# Problem requirements:
The expected response is an exact repetition of every record, with images excluded.

─── Provided entries

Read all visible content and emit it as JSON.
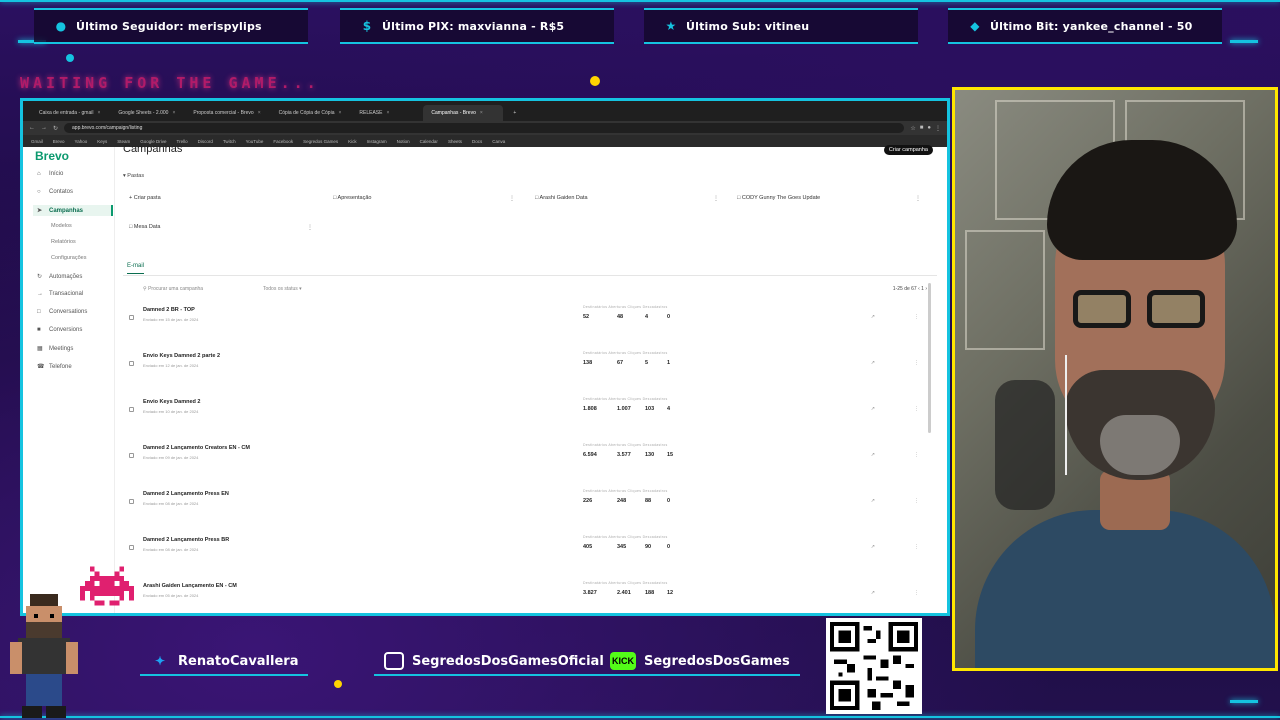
{
  "alerts": [
    {
      "icon": "user-icon",
      "text": "Último Seguidor: merispylips"
    },
    {
      "icon": "dollar-icon",
      "text": "Último PIX: maxvianna - R$5"
    },
    {
      "icon": "star-icon",
      "text": "Último Sub: vitineu"
    },
    {
      "icon": "diamond-icon",
      "text": "Último Bit: yankee_channel - 50"
    }
  ],
  "waiting_text": "WAITING FOR THE GAME...",
  "browser": {
    "tabs": [
      {
        "label": "Caixa de entrada - gmail",
        "active": false
      },
      {
        "label": "Google Sheets - 2.000",
        "active": false
      },
      {
        "label": "Proposta comercial - Brevo",
        "active": false
      },
      {
        "label": "Cópia de Cópia de Cópia",
        "active": false
      },
      {
        "label": "RELEASE",
        "active": false
      },
      {
        "label": "Campanhas - Brevo",
        "active": true
      }
    ],
    "address": "app.brevo.com/campaign/listing",
    "bookmarks": [
      "Gmail",
      "Brevo",
      "Yahoo",
      "Keys",
      "Steam",
      "Google Drive",
      "Trello",
      "Discord",
      "Twitch",
      "YouTube",
      "Facebook",
      "Segredos Games",
      "Kick",
      "Instagram",
      "Notion",
      "Calendar",
      "Sheets",
      "Docs",
      "Canva"
    ]
  },
  "app": {
    "brand": "Brevo",
    "nav": [
      {
        "label": "Início",
        "icon": "home-icon"
      },
      {
        "label": "Contatos",
        "icon": "contacts-icon"
      },
      {
        "label": "Campanhas",
        "icon": "campaign-icon",
        "active": true
      },
      {
        "label": "Automações",
        "icon": "automation-icon"
      },
      {
        "label": "Transacional",
        "icon": "transactional-icon"
      },
      {
        "label": "Conversations",
        "icon": "chat-icon"
      },
      {
        "label": "Conversions",
        "icon": "conversions-icon"
      },
      {
        "label": "Meetings",
        "icon": "calendar-icon"
      },
      {
        "label": "Telefone",
        "icon": "phone-icon"
      }
    ],
    "subnav": [
      "Modelos",
      "Relatórios",
      "Configurações"
    ],
    "page_title": "Campanhas",
    "create_button": "Criar campanha",
    "folders_label": "Pastas",
    "create_folder": "+ Criar pasta",
    "folders": [
      "Apresentação",
      "Arashi Gaiden Data",
      "CODY Gunny The Goes Update",
      "Mesa Data"
    ],
    "tab_email": "E-mail",
    "search_placeholder": "Procurar uma campanha",
    "filter_label": "Todos os status",
    "pager": "1-25 de 67",
    "stat_headers": "Destinatários   Aberturas   Cliques   Descadastros",
    "campaigns": [
      {
        "name": "Damned 2 BR - TOP",
        "meta": "Enviado em 15 de jan. de 2024",
        "s1": "52",
        "s2": "48",
        "s3": "4",
        "s4": "0"
      },
      {
        "name": "Envio Keys Damned 2 parte 2",
        "meta": "Enviado em 12 de jan. de 2024",
        "s1": "138",
        "s2": "67",
        "s3": "5",
        "s4": "1"
      },
      {
        "name": "Envio Keys Damned 2",
        "meta": "Enviado em 10 de jan. de 2024",
        "s1": "1.808",
        "s2": "1.007",
        "s3": "103",
        "s4": "4"
      },
      {
        "name": "Damned 2 Lançamento Creators EN - CM",
        "meta": "Enviado em 09 de jan. de 2024",
        "s1": "6.594",
        "s2": "3.577",
        "s3": "130",
        "s4": "15"
      },
      {
        "name": "Damned 2 Lançamento Press EN",
        "meta": "Enviado em 08 de jan. de 2024",
        "s1": "226",
        "s2": "248",
        "s3": "88",
        "s4": "0"
      },
      {
        "name": "Damned 2 Lançamento Press BR",
        "meta": "Enviado em 08 de jan. de 2024",
        "s1": "405",
        "s2": "345",
        "s3": "90",
        "s4": "0"
      },
      {
        "name": "Arashi Gaiden Lançamento EN - CM",
        "meta": "Enviado em 05 de jan. de 2024",
        "s1": "3.827",
        "s2": "2.401",
        "s3": "188",
        "s4": "12"
      }
    ]
  },
  "socials": [
    {
      "icon": "twitter-icon",
      "handle": "RenatoCavallera"
    },
    {
      "icon": "instagram-icon",
      "handle": "SegredosDosGamesOficial"
    },
    {
      "icon": "kick-icon",
      "icon_text": "KICK",
      "handle": "SegredosDosGames"
    }
  ],
  "qr_url": "livepix.gg/segredosdosgames",
  "colors": {
    "accent": "#15c3e0",
    "cam_border": "#ffe600",
    "brevo": "#0b996e",
    "background": "#1b0d3a"
  }
}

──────

# Output of the exercise:
Read all visible content and emit it as JSON.
{
  "alerts": [
    {
      "icon": "user-icon",
      "text": "Último Seguidor: merispylips"
    },
    {
      "icon": "dollar-icon",
      "text": "Último PIX: maxvianna - R$5"
    },
    {
      "icon": "star-icon",
      "text": "Último Sub: vitineu"
    },
    {
      "icon": "diamond-icon",
      "text": "Último Bit: yankee_channel - 50"
    }
  ],
  "waiting_text": "WAITING FOR THE GAME...",
  "browser": {
    "tabs": [
      {
        "label": "Caixa de entrada - gmail",
        "active": false
      },
      {
        "label": "Google Sheets - 2.000",
        "active": false
      },
      {
        "label": "Proposta comercial - Brevo",
        "active": false
      },
      {
        "label": "Cópia de Cópia de Cópia",
        "active": false
      },
      {
        "label": "RELEASE",
        "active": false
      },
      {
        "label": "Campanhas - Brevo",
        "active": true
      }
    ],
    "address": "app.brevo.com/campaign/listing",
    "bookmarks": [
      "Gmail",
      "Brevo",
      "Yahoo",
      "Keys",
      "Steam",
      "Google Drive",
      "Trello",
      "Discord",
      "Twitch",
      "YouTube",
      "Facebook",
      "Segredos Games",
      "Kick",
      "Instagram",
      "Notion",
      "Calendar",
      "Sheets",
      "Docs",
      "Canva"
    ]
  },
  "app": {
    "brand": "Brevo",
    "nav": [
      {
        "label": "Início",
        "icon": "home-icon"
      },
      {
        "label": "Contatos",
        "icon": "contacts-icon"
      },
      {
        "label": "Campanhas",
        "icon": "campaign-icon",
        "active": true
      },
      {
        "label": "Automações",
        "icon": "automation-icon"
      },
      {
        "label": "Transacional",
        "icon": "transactional-icon"
      },
      {
        "label": "Conversations",
        "icon": "chat-icon"
      },
      {
        "label": "Conversions",
        "icon": "conversions-icon"
      },
      {
        "label": "Meetings",
        "icon": "calendar-icon"
      },
      {
        "label": "Telefone",
        "icon": "phone-icon"
      }
    ],
    "subnav": [
      "Modelos",
      "Relatórios",
      "Configurações"
    ],
    "page_title": "Campanhas",
    "create_button": "Criar campanha",
    "folders_label": "Pastas",
    "create_folder": "+ Criar pasta",
    "folders": [
      "Apresentação",
      "Arashi Gaiden Data",
      "CODY Gunny The Goes Update",
      "Mesa Data"
    ],
    "tab_email": "E-mail",
    "search_placeholder": "Procurar uma campanha",
    "filter_label": "Todos os status",
    "pager": "1-25 de 67",
    "stat_headers": "Destinatários   Aberturas   Cliques   Descadastros",
    "campaigns": [
      {
        "name": "Damned 2 BR - TOP",
        "meta": "Enviado em 15 de jan. de 2024",
        "s1": "52",
        "s2": "48",
        "s3": "4",
        "s4": "0"
      },
      {
        "name": "Envio Keys Damned 2 parte 2",
        "meta": "Enviado em 12 de jan. de 2024",
        "s1": "138",
        "s2": "67",
        "s3": "5",
        "s4": "1"
      },
      {
        "name": "Envio Keys Damned 2",
        "meta": "Enviado em 10 de jan. de 2024",
        "s1": "1.808",
        "s2": "1.007",
        "s3": "103",
        "s4": "4"
      },
      {
        "name": "Damned 2 Lançamento Creators EN - CM",
        "meta": "Enviado em 09 de jan. de 2024",
        "s1": "6.594",
        "s2": "3.577",
        "s3": "130",
        "s4": "15"
      },
      {
        "name": "Damned 2 Lançamento Press EN",
        "meta": "Enviado em 08 de jan. de 2024",
        "s1": "226",
        "s2": "248",
        "s3": "88",
        "s4": "0"
      },
      {
        "name": "Damned 2 Lançamento Press BR",
        "meta": "Enviado em 08 de jan. de 2024",
        "s1": "405",
        "s2": "345",
        "s3": "90",
        "s4": "0"
      },
      {
        "name": "Arashi Gaiden Lançamento EN - CM",
        "meta": "Enviado em 05 de jan. de 2024",
        "s1": "3.827",
        "s2": "2.401",
        "s3": "188",
        "s4": "12"
      }
    ]
  },
  "socials": [
    {
      "icon": "twitter-icon",
      "handle": "RenatoCavallera"
    },
    {
      "icon": "instagram-icon",
      "handle": "SegredosDosGamesOficial"
    },
    {
      "icon": "kick-icon",
      "icon_text": "KICK",
      "handle": "SegredosDosGames"
    }
  ],
  "qr_url": "livepix.gg/segredosdosgames",
  "colors": {
    "accent": "#15c3e0",
    "cam_border": "#ffe600",
    "brevo": "#0b996e",
    "background": "#1b0d3a"
  }
}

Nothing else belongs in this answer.